New Zealand Rugby
Henry match-fixing claims labelled 'nonsense'
ESPN Staff
July 30, 2012
All Blacks coach Graham Henry show signs of fatigue, New Zealand press conference, Heritage Hotel, Auckland, New Zealand, October 10, 2011
Sir Graham Henry's decision to rake up his former side's World Cup woe has been widely criticised © Getty Images

Sir Graham Henry's suspicion that match-fixing may have been to blame for the All Blacks' exit from the 2007 Rugby World Cup have been rubbished by a referee selector for the tournament.

In his forthcoming biography, Henry reveals his outrage at referee Wayne Barnes' handling of his side's quarter-final defeat to France and details what he saw as a litany of mistakes and missed infringements. His headline-grabbing concerns also include suspicions that match-fixing was involved - a claim that has since been widely criticised throughout the rugby world.

"They are extreme. They are totally unacceptable and I refute them totally," commented Bob Francis, a New Zealander who oversaw refereeing appointments for the 2007 World Cup. "In actual fact I believe they were nonsense and I think it brings into question his judgement at that time."

Talking to the Radio Sport, Francis insisted that Henry's own decision-making was just as pivotal in the final result. "He needs to look at himself rather than switch the blame... the team played poorly that day. I think there were some refereeing decision that were questionable. But if you go back through the whole lead up from 12 months out from that world cup, there were a lot of mistakes made in the way they were conditioned and prepared. The chickens came home to roost that day."

Francis also revealed that an independent refereeing panel that reviewed the game in question the following day had concluded that there were "some issues" including assistant referee Jonathan Kaplan's failure to spot a forward pass in the lead up to France's crucial second try and several offsides late in the game "that should have been penalised".

Francis also defended Barnes who he described as "a man of integrity". "He's a lawyer, his colleagues like him and I think he's an excellent person and I don't believe there is anything there that you could say was a question mark," he said.

Current All Blacks head coach Steve Hansen, who served as Henry's assistant at the 2007 World Cup, refused to add fuel to the flames. "Everybody knows that the referee missed a forward pass, but I don't think that cost us the game," said Hansen. "I think we did things ourselves that contributed to that loss.

"For me it's been gone. I am looking forward not backwards and it's all about the future. I've let it go and I've let it go quite a long time ago."

Ivan Haines, a member of the NZRU board from 2002 until this year, told that he believes Henry has little to gain by raising the issue. "I don't think this will do anyone's reputation any good to be honest.
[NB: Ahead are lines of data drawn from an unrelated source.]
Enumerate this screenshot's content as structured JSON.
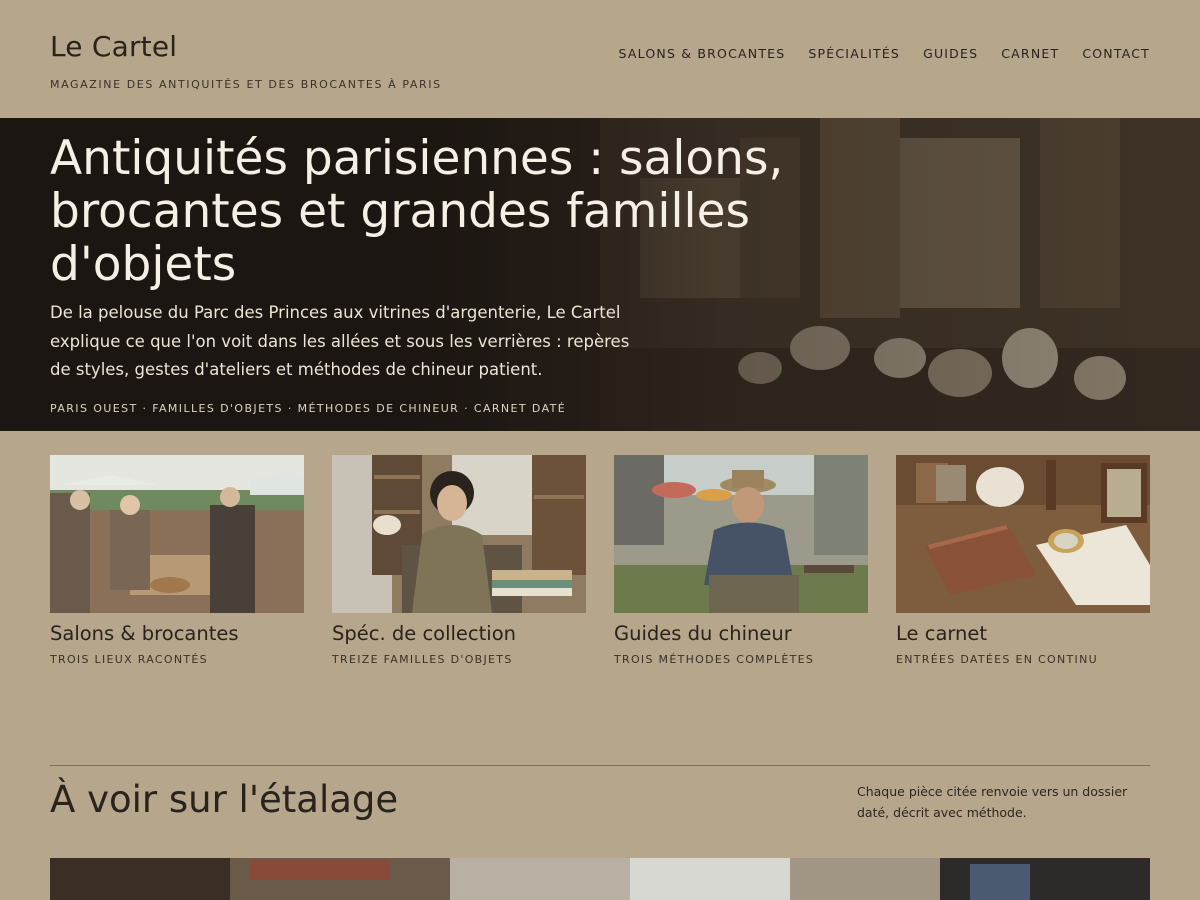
{
  "site": {
    "title": "Le Cartel",
    "tagline": "MAGAZINE DES ANTIQUITÉS ET DES BROCANTES À PARIS"
  },
  "nav": {
    "items": [
      {
        "label": "SALONS & BROCANTES"
      },
      {
        "label": "SPÉCIALITÉS"
      },
      {
        "label": "GUIDES"
      },
      {
        "label": "CARNET"
      },
      {
        "label": "CONTACT"
      }
    ]
  },
  "hero": {
    "title": "Antiquités parisiennes : salons, brocantes et grandes familles d'objets",
    "description": "De la pelouse du Parc des Princes aux vitrines d'argenterie, Le Cartel explique ce que l'on voit dans les allées et sous les verrières : repères de styles, gestes d'ateliers et méthodes de chineur patient.",
    "tags": "PARIS OUEST · FAMILLES D'OBJETS · MÉTHODES DE CHINEUR · CARNET DATÉ"
  },
  "cards": [
    {
      "title": "Salons & brocantes",
      "subtitle": "TROIS LIEUX RACONTÉS"
    },
    {
      "title": "Spéc. de collection",
      "subtitle": "TREIZE FAMILLES D'OBJETS"
    },
    {
      "title": "Guides du chineur",
      "subtitle": "TROIS MÉTHODES COMPLÈTES"
    },
    {
      "title": "Le carnet",
      "subtitle": "ENTRÉES DATÉES EN CONTINU"
    }
  ],
  "section": {
    "title": "À voir sur l'étalage",
    "note": "Chaque pièce citée renvoie vers un dossier daté, décrit avec méthode."
  },
  "colors": {
    "background": "#b5a68c",
    "text": "#2a231c",
    "hero_text": "#f5efe5"
  }
}
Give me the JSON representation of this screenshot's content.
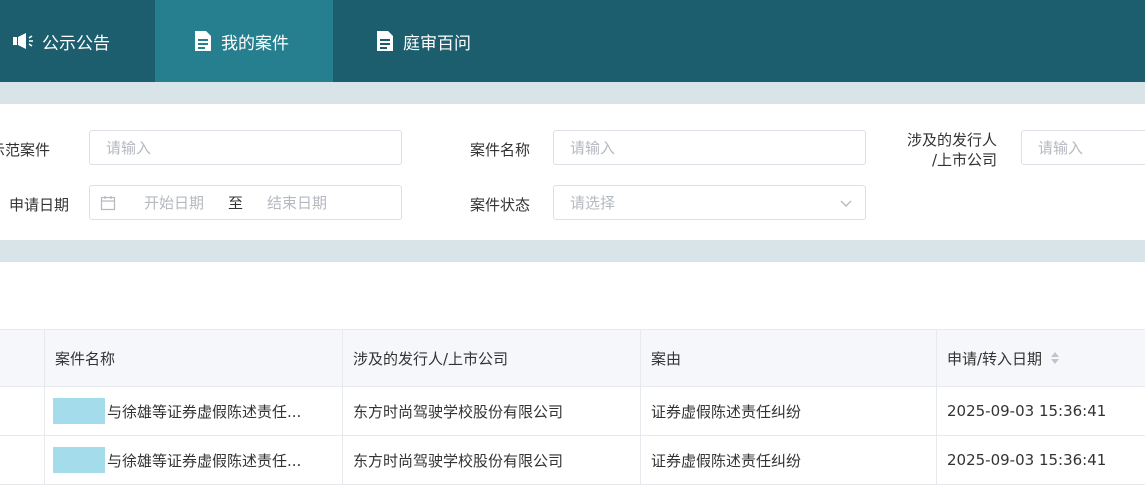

I am disappointed it has been said," Haines said. "I know everyone in New Zealand was disappointed when we lost that game but we are way past that now."

© ESPN Sports Media Ltd.

Live Sports

Communication error please reload the page.